### Task goal
Please reproduce the full listing exactly, with nothing added.

=== Section Start ===

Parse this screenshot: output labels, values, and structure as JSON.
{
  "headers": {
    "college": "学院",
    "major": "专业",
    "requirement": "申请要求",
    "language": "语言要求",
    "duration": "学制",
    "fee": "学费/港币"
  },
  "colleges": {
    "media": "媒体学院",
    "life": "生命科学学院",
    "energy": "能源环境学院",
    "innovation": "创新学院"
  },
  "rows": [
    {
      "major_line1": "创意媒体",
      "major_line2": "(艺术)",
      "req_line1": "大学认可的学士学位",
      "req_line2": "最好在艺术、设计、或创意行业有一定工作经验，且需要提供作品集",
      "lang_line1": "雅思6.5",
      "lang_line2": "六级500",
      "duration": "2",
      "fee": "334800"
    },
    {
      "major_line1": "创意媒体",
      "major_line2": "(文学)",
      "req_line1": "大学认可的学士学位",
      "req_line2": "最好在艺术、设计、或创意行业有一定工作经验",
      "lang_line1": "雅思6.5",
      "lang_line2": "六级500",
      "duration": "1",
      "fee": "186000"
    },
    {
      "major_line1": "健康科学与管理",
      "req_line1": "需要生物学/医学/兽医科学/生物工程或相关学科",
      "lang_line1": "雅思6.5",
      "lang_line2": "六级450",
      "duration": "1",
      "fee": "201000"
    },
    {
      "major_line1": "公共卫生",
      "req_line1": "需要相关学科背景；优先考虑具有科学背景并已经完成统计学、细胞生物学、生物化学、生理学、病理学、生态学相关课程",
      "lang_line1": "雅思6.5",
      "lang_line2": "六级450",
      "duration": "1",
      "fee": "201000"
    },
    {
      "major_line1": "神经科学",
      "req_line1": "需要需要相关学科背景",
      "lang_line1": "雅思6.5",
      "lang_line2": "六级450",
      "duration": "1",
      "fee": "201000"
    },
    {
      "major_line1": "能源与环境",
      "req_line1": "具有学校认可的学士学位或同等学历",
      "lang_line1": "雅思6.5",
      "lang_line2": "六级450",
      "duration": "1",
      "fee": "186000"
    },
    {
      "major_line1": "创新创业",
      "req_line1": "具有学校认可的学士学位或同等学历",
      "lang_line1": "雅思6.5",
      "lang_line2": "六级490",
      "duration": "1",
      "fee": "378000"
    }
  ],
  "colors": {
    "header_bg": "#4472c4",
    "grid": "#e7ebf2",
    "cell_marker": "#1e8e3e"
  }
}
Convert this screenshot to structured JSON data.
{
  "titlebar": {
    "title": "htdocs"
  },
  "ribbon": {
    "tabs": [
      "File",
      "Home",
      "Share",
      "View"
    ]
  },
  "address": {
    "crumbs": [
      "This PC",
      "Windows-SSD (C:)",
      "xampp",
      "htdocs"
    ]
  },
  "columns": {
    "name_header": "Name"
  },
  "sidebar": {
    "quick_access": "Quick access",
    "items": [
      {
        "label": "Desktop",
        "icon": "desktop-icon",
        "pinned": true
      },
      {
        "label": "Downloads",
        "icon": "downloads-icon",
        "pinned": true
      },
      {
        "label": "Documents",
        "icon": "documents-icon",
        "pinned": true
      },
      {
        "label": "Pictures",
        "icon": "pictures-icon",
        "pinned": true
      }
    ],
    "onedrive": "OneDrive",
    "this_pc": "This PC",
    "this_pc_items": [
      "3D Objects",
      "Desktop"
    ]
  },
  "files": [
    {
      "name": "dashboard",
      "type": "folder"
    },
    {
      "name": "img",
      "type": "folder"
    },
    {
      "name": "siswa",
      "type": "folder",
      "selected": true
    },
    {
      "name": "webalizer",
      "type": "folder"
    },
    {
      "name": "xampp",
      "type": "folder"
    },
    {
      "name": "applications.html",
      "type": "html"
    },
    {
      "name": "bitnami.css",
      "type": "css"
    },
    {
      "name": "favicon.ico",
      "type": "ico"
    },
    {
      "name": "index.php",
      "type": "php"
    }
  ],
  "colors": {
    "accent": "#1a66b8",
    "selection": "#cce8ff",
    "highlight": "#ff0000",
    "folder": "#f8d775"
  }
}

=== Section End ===

### Exercise result
Parse this screenshot: output labels, values, and structure as JSON.
{
  "headers": {
    "college": "学院",
    "major": "专业",
    "requirement": "申请要求",
    "language": "语言要求",
    "duration": "学制",
    "fee": "学费/港币"
  },
  "colleges": {
    "media": "媒体学院",
    "life": "生命科学学院",
    "energy": "能源环境学院",
    "innovation": "创新学院"
  },
  "rows": [
    {
      "major_line1": "创意媒体",
      "major_line2": "(艺术)",
      "req_line1": "大学认可的学士学位",
      "req_line2": "最好在艺术、设计、或创意行业有一定工作经验，且需要提供作品集",
      "lang_line1": "雅思6.5",
      "lang_line2": "六级500",
      "duration": "2",
      "fee": "334800"
    },
    {
      "major_line1": "创意媒体",
      "major_line2": "(文学)",
      "req_line1": "大学认可的学士学位",
      "req_line2": "最好在艺术、设计、或创意行业有一定工作经验",
      "lang_line1": "雅思6.5",
      "lang_line2": "六级500",
      "duration": "1",
      "fee": "186000"
    },
    {
      "major_line1": "健康科学与管理",
      "req_line1": "需要生物学/医学/兽医科学/生物工程或相关学科",
      "lang_line1": "雅思6.5",
      "lang_line2": "六级450",
      "duration": "1",
      "fee": "201000"
    },
    {
      "major_line1": "公共卫生",
      "req_line1": "需要相关学科背景；优先考虑具有科学背景并已经完成统计学、细胞生物学、生物化学、生理学、病理学、生态学相关课程",
      "lang_line1": "雅思6.5",
      "lang_line2": "六级450",
      "duration": "1",
      "fee": "201000"
    },
    {
      "major_line1": "神经科学",
      "req_line1": "需要需要相关学科背景",
      "lang_line1": "雅思6.5",
      "lang_line2": "六级450",
      "duration": "1",
      "fee": "201000"
    },
    {
      "major_line1": "能源与环境",
      "req_line1": "具有学校认可的学士学位或同等学历",
      "lang_line1": "雅思6.5",
      "lang_line2": "六级450",
      "duration": "1",
      "fee": "186000"
    },
    {
      "major_line1": "创新创业",
      "req_line1": "具有学校认可的学士学位或同等学历",
      "lang_line1": "雅思6.5",
      "lang_line2": "六级490",
      "duration": "1",
      "fee": "378000"
    }
  ],
  "colors": {
    "header_bg": "#4472c4",
    "grid": "#e7ebf2",
    "cell_marker": "#1e8e3e"
  }
}
Convert this screenshot to structured JSON data.
{
  "titlebar": {
    "title": "htdocs"
  },
  "ribbon": {
    "tabs": [
      "File",
      "Home",
      "Share",
      "View"
    ]
  },
  "address": {
    "crumbs": [
      "This PC",
      "Windows-SSD (C:)",
      "xampp",
      "htdocs"
    ]
  },
  "columns": {
    "name_header": "Name"
  },
  "sidebar": {
    "quick_access": "Quick access",
    "items": [
      {
        "label": "Desktop",
        "icon": "desktop-icon",
        "pinned": true
      },
      {
        "label": "Downloads",
        "icon": "downloads-icon",
        "pinned": true
      },
      {
        "label": "Documents",
        "icon": "documents-icon",
        "pinned": true
      },
      {
        "label": "Pictures",
        "icon": "pictures-icon",
        "pinned": true
      }
    ],
    "onedrive": "OneDrive",
    "this_pc": "This PC",
    "this_pc_items": [
      "3D Objects",
      "Desktop"
    ]
  },
  "files": [
    {
      "name": "dashboard",
      "type": "folder"
    },
    {
      "name": "img",
      "type": "folder"
    },
    {
      "name": "siswa",
      "type": "folder",
      "selected": true
    },
    {
      "name": "webalizer",
      "type": "folder"
    },
    {
      "name": "xampp",
      "type": "folder"
    },
    {
      "name": "applications.html",
      "type": "html"
    },
    {
      "name": "bitnami.css",
      "type": "css"
    },
    {
      "name": "favicon.ico",
      "type": "ico"
    },
    {
      "name": "index.php",
      "type": "php"
    }
  ],
  "colors": {
    "accent": "#1a66b8",
    "selection": "#cce8ff",
    "highlight": "#ff0000",
    "folder": "#f8d775"
  }
}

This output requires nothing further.